Access and security – two major considerations when contemplating moving your systems and information from internally-maintained systems onto platforms and solutions hosted through the Internet. Company files, patents, trademarks, proposals, customer lists, vendor lists, price and cost arrangements – this type of data arguably comprises the most valuable components of any business or organization. How and where this critically sensitive information is accessed and stored is vital to ensuring their value. Prior to “cloud”computing, the migration to Internet-based systems and storage of information, every company internalized their systems and data. Access, security, safeguarding… were all directly addressed by the business mainly through in-house systems and solutions. Physical safeguards could be as simple as maintaining a secure area within one of your own buildings. In the end each business had a direct connection to their systems and information, housed mainly in-house. Fortunately or unfortunately, more and more IT has been, and continues to be, shifted to external on-line solutions, relying on the controls, policies and procedures of other third-party outside entities established by contract to ensure the security and safeguarding of your information.
Access – allowing those authorized to have access, anytime, anywhere, and even more importantly, keeping those who are not authorized from accessing it. The safeguards (both systemic system controls and manual-based policies and procedures) will dictate how strong the system will be, but how these controls, policies and procedures are maintained on an ongoing basis is potentially even more important. Systems change, personnel change, and non-compliance to any safeguard could result in best case scenario, unauthorized access to your systems and data, and worst case scenario, the compromise and theft of key valuable proprietary information.
Security – how secure is your data, the systems, and the uninterrupted continuity of both? How are the systems and data secured both physically and electronically? As with access, the system and manual controls implemented will dictate how strong security is over your information, but ongoing compliance (and assurance that compliance continues) are also critical.
Some issues I have yet to overcome to allow me to support the “Cloud” movement – 1) what happens if a dispute develops between the contracting business using cloud services, and the cloud provider?
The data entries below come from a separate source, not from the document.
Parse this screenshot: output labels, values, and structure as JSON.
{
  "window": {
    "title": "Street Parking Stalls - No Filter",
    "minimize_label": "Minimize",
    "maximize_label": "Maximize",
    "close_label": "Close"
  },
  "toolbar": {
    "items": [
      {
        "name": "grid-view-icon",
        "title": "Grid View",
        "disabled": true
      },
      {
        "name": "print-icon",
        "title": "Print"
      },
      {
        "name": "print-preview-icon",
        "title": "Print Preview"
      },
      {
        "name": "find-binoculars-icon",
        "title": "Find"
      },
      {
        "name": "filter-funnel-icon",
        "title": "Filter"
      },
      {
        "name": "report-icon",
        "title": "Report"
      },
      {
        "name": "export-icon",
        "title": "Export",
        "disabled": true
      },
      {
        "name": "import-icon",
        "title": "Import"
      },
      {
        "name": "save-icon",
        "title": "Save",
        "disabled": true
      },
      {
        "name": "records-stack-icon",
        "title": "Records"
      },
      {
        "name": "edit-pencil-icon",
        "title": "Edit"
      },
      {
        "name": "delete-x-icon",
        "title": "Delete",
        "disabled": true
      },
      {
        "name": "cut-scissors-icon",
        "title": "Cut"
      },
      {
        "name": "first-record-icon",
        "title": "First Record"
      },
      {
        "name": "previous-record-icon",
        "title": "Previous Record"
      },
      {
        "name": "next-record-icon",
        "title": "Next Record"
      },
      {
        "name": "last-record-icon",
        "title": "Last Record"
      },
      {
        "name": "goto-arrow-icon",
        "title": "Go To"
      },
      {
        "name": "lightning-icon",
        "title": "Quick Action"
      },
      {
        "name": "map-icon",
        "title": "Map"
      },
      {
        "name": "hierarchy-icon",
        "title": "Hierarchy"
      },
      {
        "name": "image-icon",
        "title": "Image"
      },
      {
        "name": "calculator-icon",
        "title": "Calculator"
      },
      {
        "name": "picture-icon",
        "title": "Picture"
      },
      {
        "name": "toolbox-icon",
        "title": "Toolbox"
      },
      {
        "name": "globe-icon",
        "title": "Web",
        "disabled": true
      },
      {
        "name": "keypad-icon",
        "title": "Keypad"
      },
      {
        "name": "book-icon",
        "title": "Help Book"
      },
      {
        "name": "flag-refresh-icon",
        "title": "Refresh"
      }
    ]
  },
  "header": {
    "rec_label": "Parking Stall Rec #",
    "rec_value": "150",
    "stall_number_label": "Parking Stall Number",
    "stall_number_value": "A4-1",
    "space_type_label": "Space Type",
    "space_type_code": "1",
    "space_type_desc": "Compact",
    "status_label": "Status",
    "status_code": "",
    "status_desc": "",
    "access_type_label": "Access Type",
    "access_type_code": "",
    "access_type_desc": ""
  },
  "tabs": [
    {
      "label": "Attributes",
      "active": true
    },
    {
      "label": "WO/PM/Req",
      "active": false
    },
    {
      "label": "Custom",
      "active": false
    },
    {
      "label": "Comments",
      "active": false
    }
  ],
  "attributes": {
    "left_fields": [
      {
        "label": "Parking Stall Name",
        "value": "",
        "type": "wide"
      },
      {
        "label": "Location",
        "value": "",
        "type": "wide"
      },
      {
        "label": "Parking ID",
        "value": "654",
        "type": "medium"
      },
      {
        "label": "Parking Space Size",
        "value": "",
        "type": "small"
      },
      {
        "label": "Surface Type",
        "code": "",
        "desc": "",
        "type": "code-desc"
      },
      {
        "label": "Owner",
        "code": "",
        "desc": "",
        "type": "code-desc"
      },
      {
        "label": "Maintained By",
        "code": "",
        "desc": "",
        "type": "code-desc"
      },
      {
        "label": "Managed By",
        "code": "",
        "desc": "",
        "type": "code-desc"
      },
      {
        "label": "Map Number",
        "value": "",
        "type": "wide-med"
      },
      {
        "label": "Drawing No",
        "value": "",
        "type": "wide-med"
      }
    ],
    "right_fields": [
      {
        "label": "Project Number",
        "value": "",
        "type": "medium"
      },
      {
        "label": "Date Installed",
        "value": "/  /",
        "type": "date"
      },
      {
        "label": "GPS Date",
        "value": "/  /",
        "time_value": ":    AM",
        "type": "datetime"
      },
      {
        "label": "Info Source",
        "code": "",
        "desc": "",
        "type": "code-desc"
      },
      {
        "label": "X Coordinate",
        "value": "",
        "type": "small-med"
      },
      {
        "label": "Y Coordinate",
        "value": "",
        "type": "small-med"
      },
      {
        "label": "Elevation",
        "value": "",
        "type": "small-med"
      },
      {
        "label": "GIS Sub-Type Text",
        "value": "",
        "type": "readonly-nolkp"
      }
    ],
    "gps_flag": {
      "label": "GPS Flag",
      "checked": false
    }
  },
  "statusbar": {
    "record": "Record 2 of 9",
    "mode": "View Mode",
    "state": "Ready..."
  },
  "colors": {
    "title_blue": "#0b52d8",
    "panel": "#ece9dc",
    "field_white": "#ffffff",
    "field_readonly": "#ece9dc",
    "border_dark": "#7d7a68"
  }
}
Under the old in-house configuration, the business simply withheld payment to the outside IT folks, and found new IT solutions while the differences were resolved / litigated. Under cloud-based solutions, the cloud provider could simply turn off access to their cloud-based systems (and data), holding all the leverage towards resolving the dispute. Relationship good – switched on, and relationship goes sour – switched off (no one has access to anything).
2) Today’s denial of service attacks on websites in response to the US Government’s abrupt shutting down and taking over www.megaupload’s website identify two genuine risks to access and security of your on-line systems and information. First, what if your business relied heavily on moving files back and forth between locations, sites, countries… using www.megaupload’s site. The government’s decision to abruptly shut-down the company’s website service and business directly impacted your access to the files stored, or in transition, let alone having you find another solution to continue running your business. Could the government do something similar to any web-based giant many businesses rely upon, sites like Google? Who knows? The fact is, abruptly today, with no notice for planning, the government shut the site and business down, ending all communications with it, resulting in holding all the leverage in resolving any issues the government had with the organization or its practices. All the while, the megaupload’s business will remain closed, and any business or individual who used it will be left out, looking in from the outside. It is similar to when the FDIC abruptly takes control over a financial institution – an abrupt closing, with no notice, leaving banking customers looking in through the doors wondering how and when they will ever gain access again to their funds. One major difference history has shown is the banks tend to re-opened shortly after take-over, and the denial of access to funds is short lived. When and if websites and internet-based solutions that are shut down will ever be open for access again is anyone’s guess.
3) Notwithstanding the government’s take-over, individuals and organizations with ill-will can also interfere with access and security to your systems and information. Today’s denial of servcie attacks caused shut-downs of systems, preventing any access until the attacks were addressed. How could a denial of access attack to your cloud provider’s system impact your access, your employee’s access, your customers’ and vendors’ access? How much business would be lost if access to your systems and data was lost for even one business day? The scenarios are not hard to imagine. One cloud provider seeking more business could orchestrate a denial of access attack on a competitor’s cloud system, with the goal of luring the competitor’s customers over to their systems. This type of “competitive” activity has always existed. Why would anyone believe it wouldn’t within the electronic world?
Perhaps I am less open-minded to expanding into “cloud” solutions based on my experiences in forensic and litigation matters, where loyalties, contracts, duties, services, systems and data have been routinely violated regardless of the safeguards, controls, laws, regulations and consequences that existed. In the end, today’s attacks continue to show me just how vulnerable businesses and individuals alike are, if they are heavily vested and reliant on solutions outside of their control for accessing and utilizing their systems and information.
Here’s an article relating to today’s attacks: